The Auckland Electric Tramways Company,
Limited, Lower Queen Street, Auckland. Telephone 318. P.O. Box 549. Bankers, Bank of New Zealand. Head Office, Donnington House, Norfolk Street, London, W.C. This company is a subsidiary of the British Electric Traction Company, Limited, which was registered in 1896. Its directors include such men as Sir Charles Rivers Wilson; Mr. J. S. Raworth, M.I.E.E., the well-known electric engineer; Lord Rathmore; and Mr. E. Garcke, M.I.E.E., the managing director, who has a world-wide reputation as a financier and engineer in connection with electrical undertakings. The British Electric Traction Company (more familiarly known in the land of its origin as the B.E.T.), has from forty to fifty sub-companies under its administration, and it has a capital of £2,000,000 in £10 shares. During the last few years the B.E.T. has been investigating the main centres of the Australasian Colonies with a view to securing concessions in the larger towns for electric traction and lighting undertakings, and thus establishing subsidiary companies

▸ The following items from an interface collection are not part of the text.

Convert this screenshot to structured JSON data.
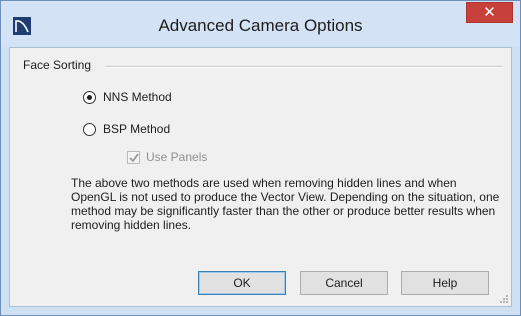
{
  "window": {
    "title": "Advanced Camera Options",
    "close_label": "✕"
  },
  "group": {
    "label": "Face Sorting"
  },
  "options": {
    "nns_label": "NNS Method",
    "nns_checked": true,
    "bsp_label": "BSP Method",
    "bsp_checked": false,
    "use_panels_label": "Use Panels",
    "use_panels_checked": true,
    "use_panels_enabled": false
  },
  "description": "The above two methods are used when removing hidden lines and when OpenGL is not used to produce the Vector View. Depending on the situation, one method may be significantly faster than the other or produce better results when removing hidden lines.",
  "buttons": {
    "ok": "OK",
    "cancel": "Cancel",
    "help": "Help"
  },
  "colors": {
    "close_button": "#c7403a",
    "titlebar": "#d3e3f5",
    "client_bg": "#f0f0f0",
    "default_button_border": "#3c7fb1"
  }
}
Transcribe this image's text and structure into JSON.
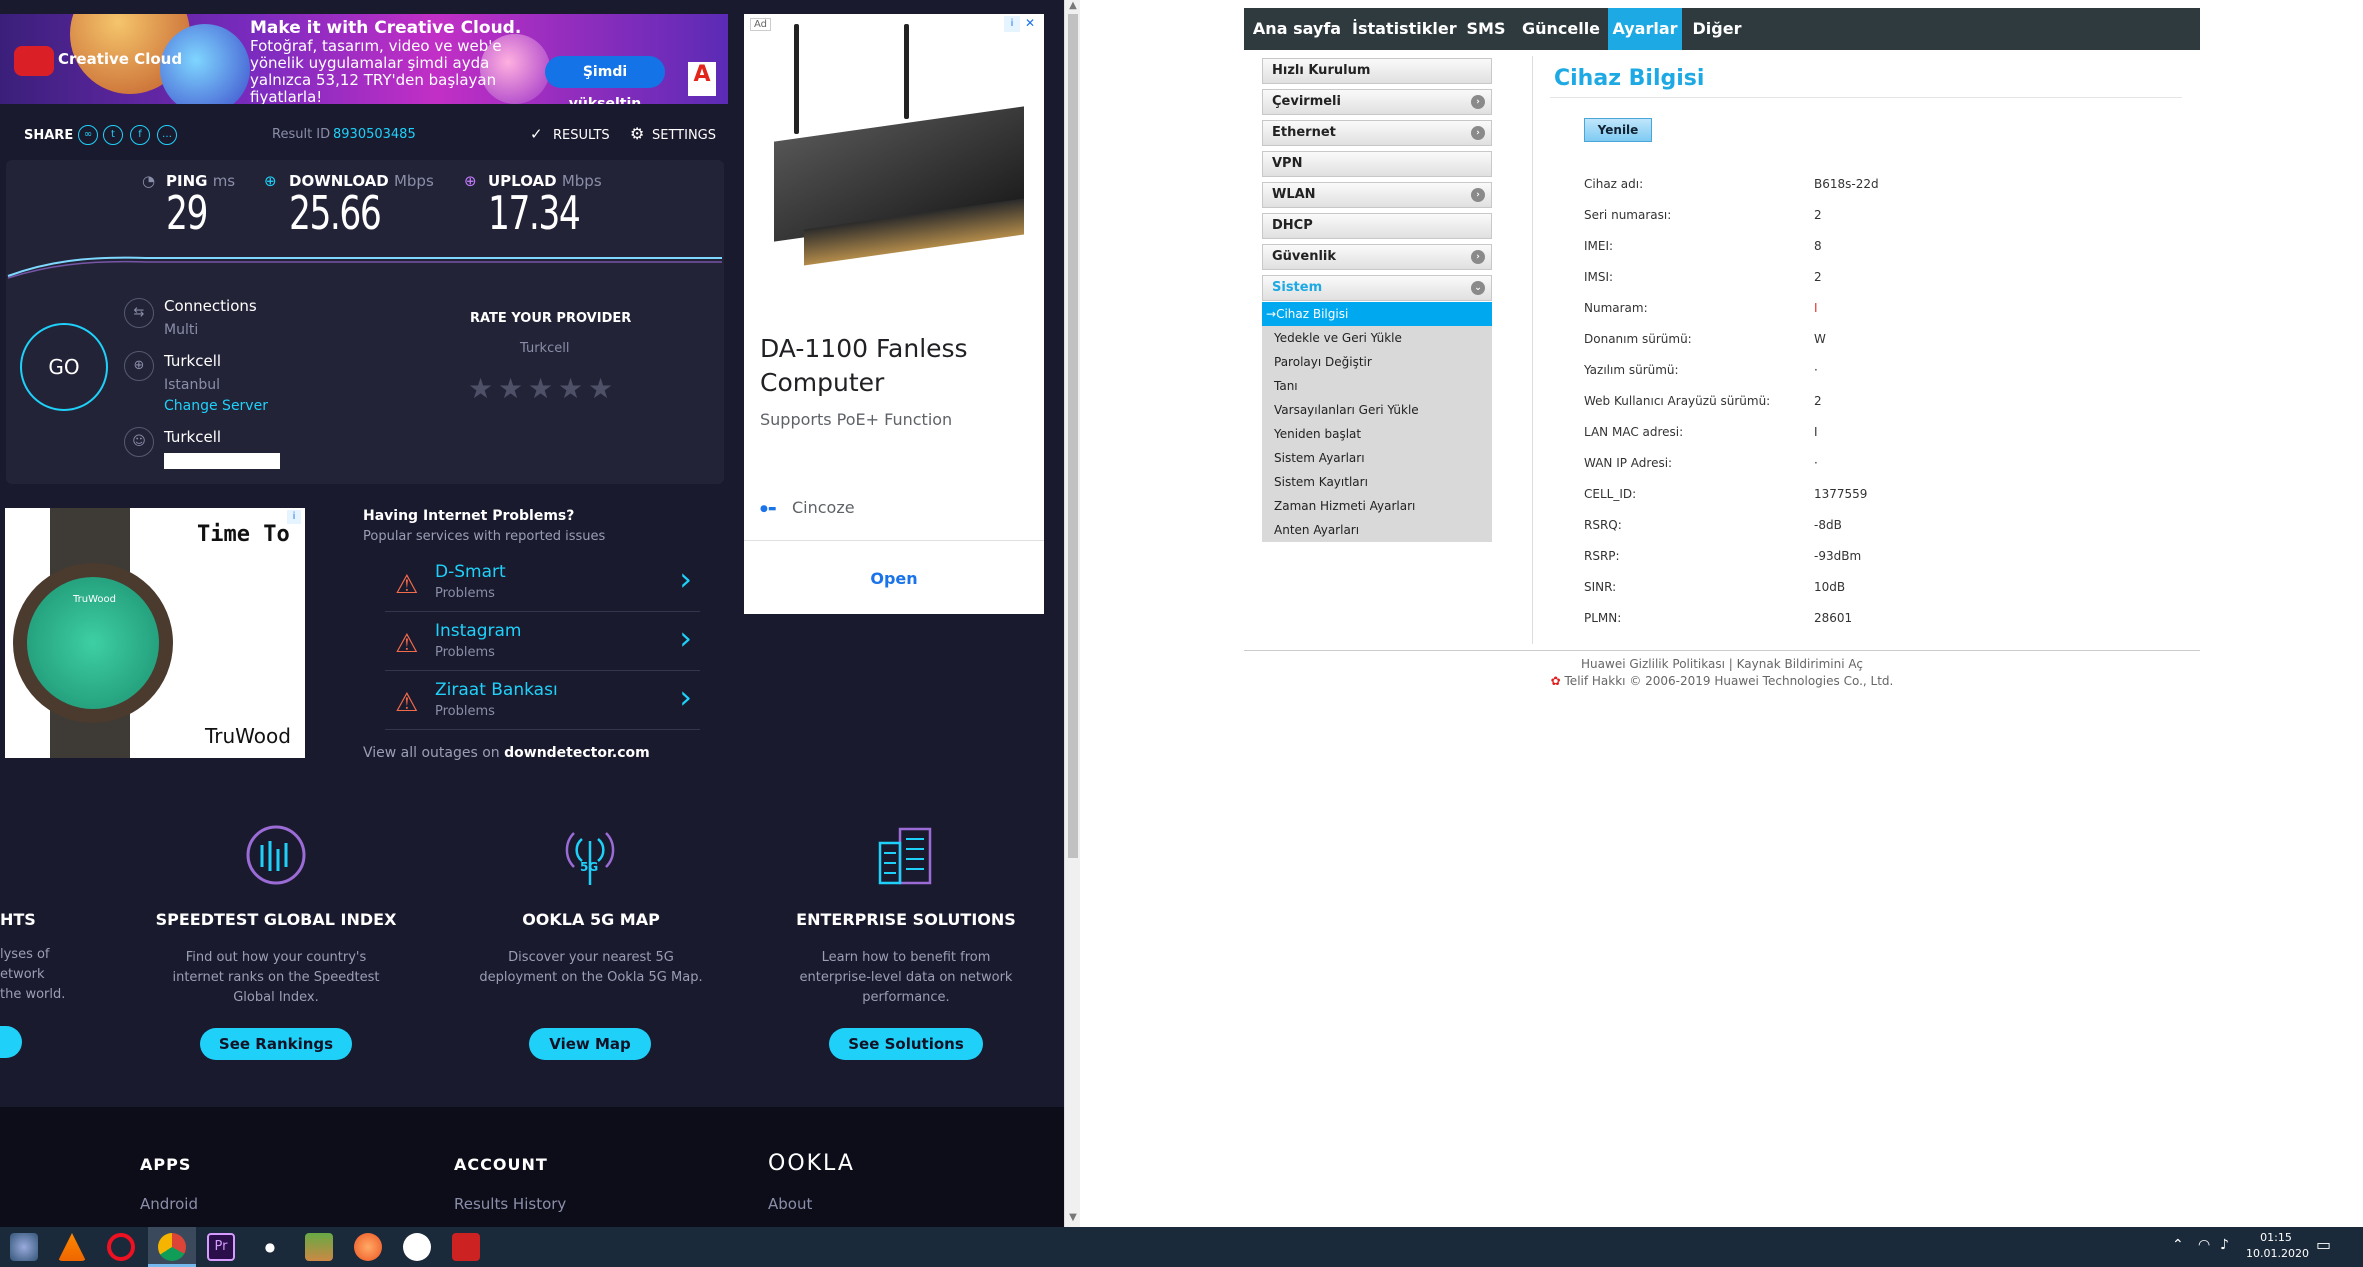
{
  "ad_top": {
    "brand": "Creative Cloud",
    "headline": "Make it with Creative Cloud.",
    "body": "Fotoğraf, tasarım, video ve web'e yönelik uygulamalar şimdi ayda yalnızca 53,12 TRY'den başlayan fiyatlarla!",
    "cta": "Şimdi yükseltin",
    "adobe": "Adobe"
  },
  "speedtest": {
    "share_label": "SHARE",
    "result_id_label": "Result ID",
    "result_id": "8930503485",
    "results_label": "RESULTS",
    "settings_label": "SETTINGS",
    "ping_label": "PING",
    "ping_unit": "ms",
    "ping_value": "29",
    "download_label": "DOWNLOAD",
    "download_unit": "Mbps",
    "download_value": "25.66",
    "upload_label": "UPLOAD",
    "upload_unit": "Mbps",
    "upload_value": "17.34",
    "go_label": "GO",
    "connections_label": "Connections",
    "connections_value": "Multi",
    "server_name": "Turkcell",
    "server_city": "Istanbul",
    "change_server": "Change Server",
    "provider_name": "Turkcell",
    "rate_label": "RATE YOUR PROVIDER",
    "rate_provider": "Turkcell",
    "stars": 5
  },
  "watch_ad": {
    "title": "Time To",
    "dial_brand": "TruWood",
    "brand": "TruWood"
  },
  "problems": {
    "title": "Having Internet Problems?",
    "subtitle": "Popular services with reported issues",
    "items": [
      {
        "name": "D-Smart",
        "status": "Problems"
      },
      {
        "name": "Instagram",
        "status": "Problems"
      },
      {
        "name": "Ziraat Bankası",
        "status": "Problems"
      }
    ],
    "view_all": "View all outages on",
    "link": "downdetector.com"
  },
  "pc_ad": {
    "ad_tag": "Ad",
    "title": "DA-1100 Fanless Computer",
    "subtitle": "Supports PoE+ Function",
    "advertiser": "Cincoze",
    "open": "Open"
  },
  "features": {
    "partial_title": "HTS",
    "partial_desc": [
      "lyses of",
      "etwork",
      "the world."
    ],
    "items": [
      {
        "title": "SPEEDTEST GLOBAL INDEX",
        "desc": "Find out how your country's internet ranks on the Speedtest Global Index.",
        "button": "See Rankings"
      },
      {
        "title": "OOKLA 5G MAP",
        "desc": "Discover your nearest 5G deployment on the Ookla 5G Map.",
        "button": "View Map"
      },
      {
        "title": "ENTERPRISE SOLUTIONS",
        "desc": "Learn how to benefit from enterprise-level data on network performance.",
        "button": "See Solutions"
      }
    ],
    "fiveg_label": "5G"
  },
  "footer": {
    "apps": "APPS",
    "apps_link": "Android",
    "account": "ACCOUNT",
    "account_link": "Results History",
    "ookla": "OOKLA",
    "ookla_link": "About"
  },
  "router": {
    "nav": [
      "Ana sayfa",
      "İstatistikler",
      "SMS",
      "Güncelle",
      "Ayarlar",
      "Diğer"
    ],
    "menu": [
      {
        "label": "Hızlı Kurulum",
        "chev": false
      },
      {
        "label": "Çevirmeli",
        "chev": true
      },
      {
        "label": "Ethernet",
        "chev": true
      },
      {
        "label": "VPN",
        "chev": false
      },
      {
        "label": "WLAN",
        "chev": true
      },
      {
        "label": "DHCP",
        "chev": false
      },
      {
        "label": "Güvenlik",
        "chev": true
      }
    ],
    "sistem": "Sistem",
    "submenu": [
      "Cihaz Bilgisi",
      "Yedekle ve Geri Yükle",
      "Parolayı Değiştir",
      "Tanı",
      "Varsayılanları Geri Yükle",
      "Yeniden başlat",
      "Sistem Ayarları",
      "Sistem Kayıtları",
      "Zaman Hizmeti Ayarları",
      "Anten Ayarları"
    ],
    "page_title": "Cihaz Bilgisi",
    "refresh": "Yenile",
    "fields": [
      {
        "k": "Cihaz adı:",
        "v": "B618s-22d"
      },
      {
        "k": "Seri numarası:",
        "v": "2"
      },
      {
        "k": "IMEI:",
        "v": "8"
      },
      {
        "k": "IMSI:",
        "v": "2"
      },
      {
        "k": "Numaram:",
        "v": "I"
      },
      {
        "k": "Donanım sürümü:",
        "v": "W"
      },
      {
        "k": "Yazılım sürümü:",
        "v": "·"
      },
      {
        "k": "Web Kullanıcı Arayüzü sürümü:",
        "v": "2"
      },
      {
        "k": "LAN MAC adresi:",
        "v": "I"
      },
      {
        "k": "WAN IP Adresi:",
        "v": "·"
      },
      {
        "k": "CELL_ID:",
        "v": "1377559"
      },
      {
        "k": "RSRQ:",
        "v": "-8dB"
      },
      {
        "k": "RSRP:",
        "v": "-93dBm"
      },
      {
        "k": "SINR:",
        "v": "10dB"
      },
      {
        "k": "PLMN:",
        "v": "28601"
      }
    ],
    "footer_privacy": "Huawei Gizlilik Politikası",
    "footer_sep": "|",
    "footer_source": "Kaynak Bildirimini Aç",
    "copyright": "Telif Hakkı © 2006-2019 Huawei Technologies Co., Ltd."
  },
  "taskbar": {
    "time": "01:15",
    "date": "10.01.2020"
  }
}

Mr. W. G. Bingham
(Representative of N.Z. Electric Light and Traction Company, Ltd., of London.)
in these Colonies. In 1898 it purchased the Auckland Tramway Company, and at about the same time the New Zealand Electric Light and Traction Company obtained a concession from the Auckland City Council to construct and run electric tramways. These two companies, namely—the B.E.T., represented by Mr. Paul M. Hansen, and the New Zealand Electric Light
Mr. P. M. Hansen
(Representative of British Electric Traction Company, Ltd., of London.)
and Traction Company, represented by Mr. W. G. Bingham—vested their local interests in the company now known as the Auckland Electric Tramways Company, Limited, and now (May, 1901) that final arrangements have been made with the City Council and the various suburban bodies, the work of laying down the electric tramway will shortly be commenced. Auckland, the oldest and largest city of New Zealand will, therefore, enjoy the advantages of a thoroughly up-to-date electric tramway service. This service is to consist of about twenty miles (mostly double track) of lines, running through the city and various suburbs, so that many of the districts now suffering from the want of quick and efficient means of connection with the city and other places, will be greatly benefited by the possession of the most modern mode of communication now in existence.